With its unmistakable oversized format and bold red masthead, Hoard’s Dairyman is perhaps the most influential publication in the dairy industry today.
What began in 1885 as an insert in the Jefferson County Union weekly newspaper has grown into an indispensable print and digital resource for dairy farmers and their advisers in more than 60 countries around the world. Since its beginning, the publication has been linked to the University of Wisconsin’s agricultural endeavors through its founder, William Dempster Hoard, a UW regent and passionate supporter of the university’s College of Agriculture, which formed in 1889 when he was governor of the state.
It’s fitting, then, that for the last 20 years, CALS alumni have stood at the editorial helm of the magazine. Corey Geiger BS’95 (agricultural economics and dairy science) joined the Hoard’s staff in 1995 and took on the managing editor role in 2013. His predecessor, Steve Larson MS’70 (dairy science), served as managing editor for almost 15 years, beginning in 1998. Now retired, he still works as a consultant for the magazine and its fully functional dairy farm in Fort Atkinson, Wisconsin. Neither expected to venture into the realm of agricultural journalism, but they have both relished the opportunity to serve the dairy industry.
What makes Hoard’s Dairyman so influential and long-lasting?
Corey Geiger: At Hoard’s, we operate our own dairy farm, so we’re really a part of the industry, not just reporting on it, and there’s a big difference. On our editorial page we use words like “we,” “us,” and “our,” which isn’t necessarily taught in journalism classes. We’re living this every day. We need to know, as editors, what’s going on with cows — what are the trends, what are the issues that busy dairy farmers are facing every day, not only in the United States, but around the world.
Steve Larson: Part of our business model, or tradition, is to assume industry leadership positions. That adds to the credibility and the image of the magazine and the ability to know what’s going on and how to get things accomplished in the industry.
What role does Hoard’s Dairyman play in connecting UW–Madison and Wisconsin agriculture?

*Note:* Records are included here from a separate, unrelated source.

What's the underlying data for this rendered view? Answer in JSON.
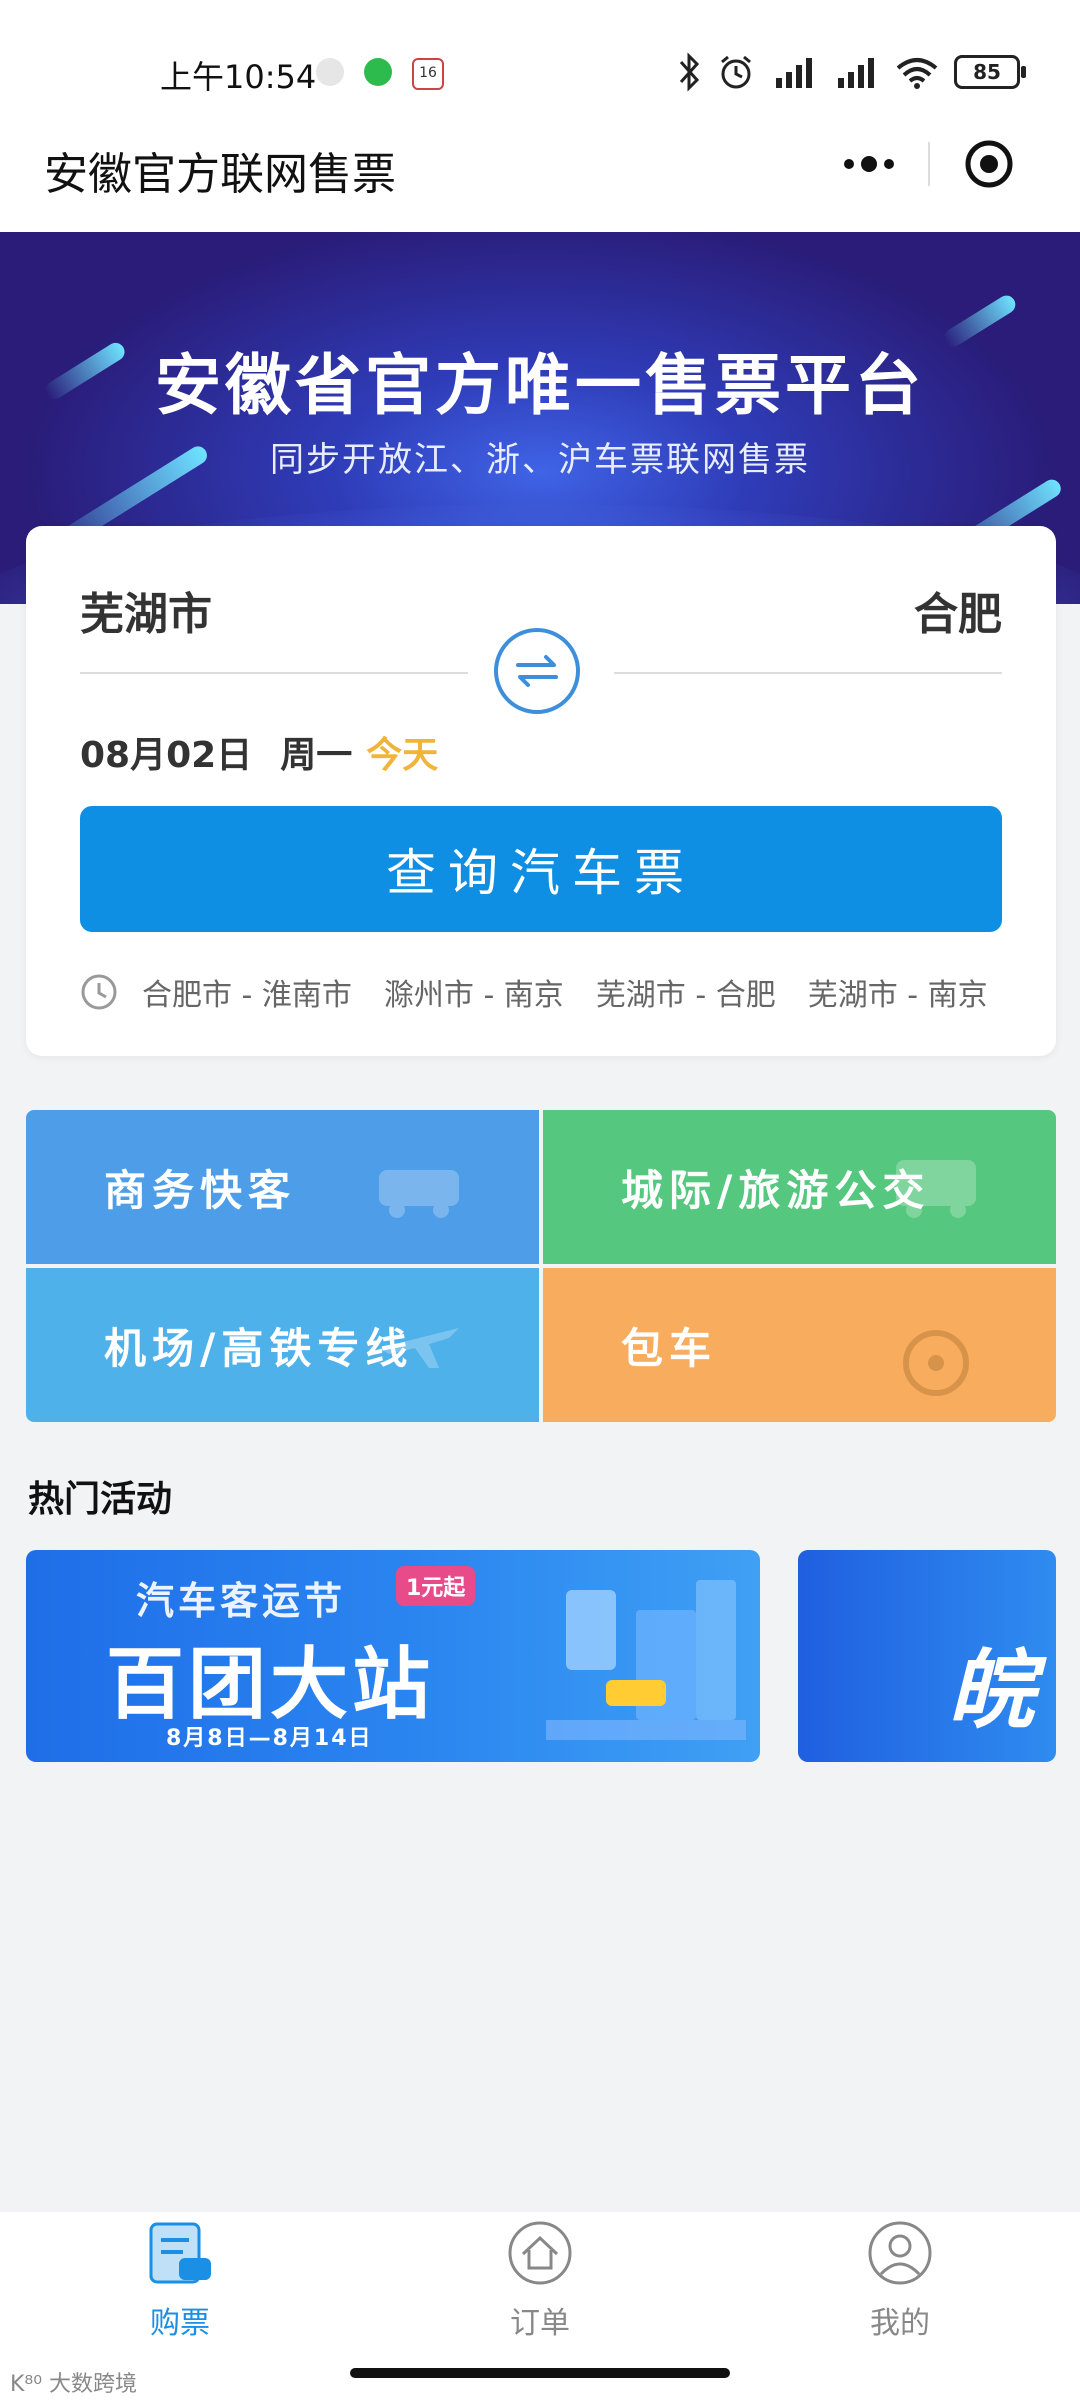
{
  "status_bar": {
    "time": "上午10:54",
    "battery": "85",
    "calendar_day": "16"
  },
  "nav": {
    "title": "安徽官方联网售票"
  },
  "banner": {
    "title": "安徽省官方唯一售票平台",
    "subtitle": "同步开放江、浙、沪车票联网售票"
  },
  "search": {
    "from": "芜湖市",
    "to": "合肥",
    "date": "08月02日",
    "weekday": "周一",
    "today_label": "今天",
    "button_label": "查询汽车票",
    "history": [
      "合肥市 - 淮南市",
      "滁州市 - 南京",
      "芜湖市 - 合肥",
      "芜湖市 - 南京"
    ]
  },
  "services": [
    {
      "label": "商务快客",
      "color": "#4d9de8"
    },
    {
      "label": "城际/旅游公交",
      "color": "#55c77e"
    },
    {
      "label": "机场/高铁专线",
      "color": "#4fb1ea"
    },
    {
      "label": "包车",
      "color": "#f8ad5e"
    }
  ],
  "activities": {
    "title": "热门活动",
    "promo1": {
      "subtitle": "汽车客运节",
      "tag": "1元起",
      "main": "百团大站",
      "dates": "8月8日—8月14日"
    },
    "promo2": {
      "text": "皖"
    }
  },
  "tabs": [
    {
      "label": "购票",
      "icon": "ticket-icon",
      "active": true
    },
    {
      "label": "订单",
      "icon": "home-icon",
      "active": false
    },
    {
      "label": "我的",
      "icon": "user-icon",
      "active": false
    }
  ],
  "watermark": "K⁸⁰ 大数跨境"
}
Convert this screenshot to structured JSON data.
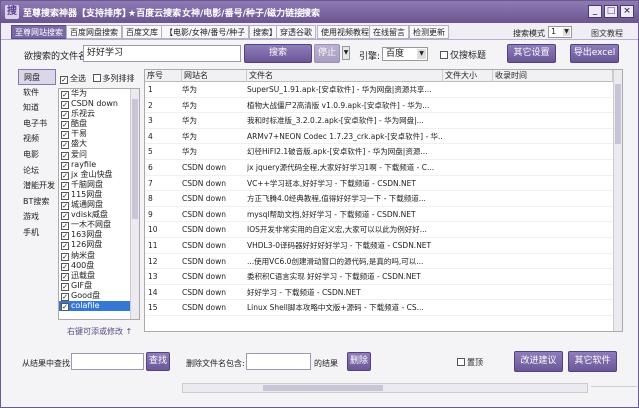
{
  "app": {
    "title": "至尊搜索神器【支持排序】",
    "menu": [
      "★百度云搜索",
      "女神/电影/番号/种子/磁力链接",
      "搜索"
    ],
    "window_controls": [
      "_",
      "□",
      "×"
    ]
  },
  "tabs": [
    "至尊网站搜索",
    "百度网盘搜索",
    "百度文库",
    "【电影/女神/番号/种子",
    "搜索】",
    "穿透谷歌",
    "使用视频教程",
    "在线留言",
    "检测更新"
  ],
  "search_mode": {
    "label": "搜索模式",
    "value": "1"
  },
  "tutorial_label": "图文教程",
  "search": {
    "label": "欲搜索的文件名:",
    "value": "好好学习",
    "button": "搜索",
    "second_button": "停止",
    "engine_label": "引擎:",
    "engine_value": "百度",
    "header_only_label": "仅搜标题",
    "other_settings": "其它设置",
    "export_excel": "导出excel"
  },
  "left_nav": [
    "网盘",
    "软件",
    "知道",
    "电子书",
    "视频",
    "电影",
    "论坛",
    "潜能开发",
    "BT搜索",
    "游戏",
    "手机"
  ],
  "site_panel": {
    "select_all": "全选",
    "multi_tag": "多列排排",
    "hint": "右键可添或修改 ↑"
  },
  "sites": [
    "华为",
    "CSDN down",
    "乐视云",
    "酷盘",
    "干易",
    "盛大",
    "爱问",
    "rayfile",
    "jx 金山快盘",
    "千脑网盘",
    "115网盘",
    "城通网盘",
    "vdisk威盘",
    "一木不网盘",
    "163网盘",
    "126网盘",
    "纳米盘",
    "400盘",
    "迅载盘",
    "GIF盘",
    "Good盘",
    "colafile"
  ],
  "table": {
    "headers": [
      "序号",
      "网站名",
      "文件名",
      "文件大小",
      "收录时间"
    ],
    "rows": [
      [
        "1",
        "华为",
        "SuperSU_1.91.apk-[安卓软件] - 华为网盘|资源共享..."
      ],
      [
        "2",
        "华为",
        "植物大战僵尸2高清版 v1.0.9.apk-[安卓软件] - 华为..."
      ],
      [
        "3",
        "华为",
        "我和时标准版_3.2.0.2.apk-[安卓软件] - 华为网盘|..."
      ],
      [
        "4",
        "华为",
        "ARMv7+NEON Codec 1.7.23_crk.apk-[安卓软件] - 华..."
      ],
      [
        "5",
        "华为",
        "幻径HiFI2.1破音版.apk-[安卓软件] - 华为网盘|资源..."
      ],
      [
        "6",
        "CSDN down",
        "jx jquery源代码全程,大家好好学习1啊 - 下载频道 - C..."
      ],
      [
        "7",
        "CSDN down",
        "VC++学习班本,好好学习 - 下载频道 - CSDN.NET"
      ],
      [
        "8",
        "CSDN down",
        "方正飞腾4.0经典教程,值得好好学习一下 - 下载频道..."
      ],
      [
        "9",
        "CSDN down",
        "mysql帮助文档,好好学习 - 下载频道 - CSDN.NET"
      ],
      [
        "10",
        "CSDN down",
        "IOS开发非常实用的自定义宏,大家可以以此为例好好..."
      ],
      [
        "11",
        "CSDN down",
        "VHDL3-0译码器好好好好学习 - 下载频道 - CSDN.NET"
      ],
      [
        "12",
        "CSDN down",
        "...使用VC6.0创建滑动窗口的源代码,是真的吗,可以..."
      ],
      [
        "13",
        "CSDN down",
        "委积积C语言实现 好好学习 - 下载频道 - CSDN.NET"
      ],
      [
        "14",
        "CSDN down",
        "好好学习 - 下载频道 - CSDN.NET"
      ],
      [
        "15",
        "CSDN down",
        "Linux Shell脚本攻略中文版+源码 - 下载频道 - CS..."
      ]
    ]
  },
  "bottom": {
    "filter_label": "从结果中查找:",
    "find_button": "查找",
    "delete_label": "删除文件名包含:",
    "results_label": "的结果",
    "delete_button": "删除",
    "top_label": "置顶",
    "feedback_button": "改进建议",
    "other_software_button": "其它软件"
  }
}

SL: This connection goes back generations. It started with the lead role W.D. Hoard played in converting Wisconsin from a faltering grain-producing region into America’s Dairyland and, later, his efforts to establish agricultural studies at the university.
Researchers and extension specialists from CALS and the School of Veterinary Medicine have made major contributions to the impact Hoard’s Dairyman has across Wisconsin as well as the U.S. and the world. Current and past editors have served in advisory roles at the university, and this has created mutually beneficial connections between our company, UW, and industry.
CG: There are more dairy businesses based in Wisconsin than anywhere in this country. It’s this flow of jobs that is vital to Wisconsin, and I think, together with UW, we help share with these businesses the great research that the university is doing. We actually partner in these conversations. Probably 60 percent of our stories are written by outside authors. We help put it in a really conversational form that is easy to read but delivers some very deep research at the same time. And that’s art to be able to do that.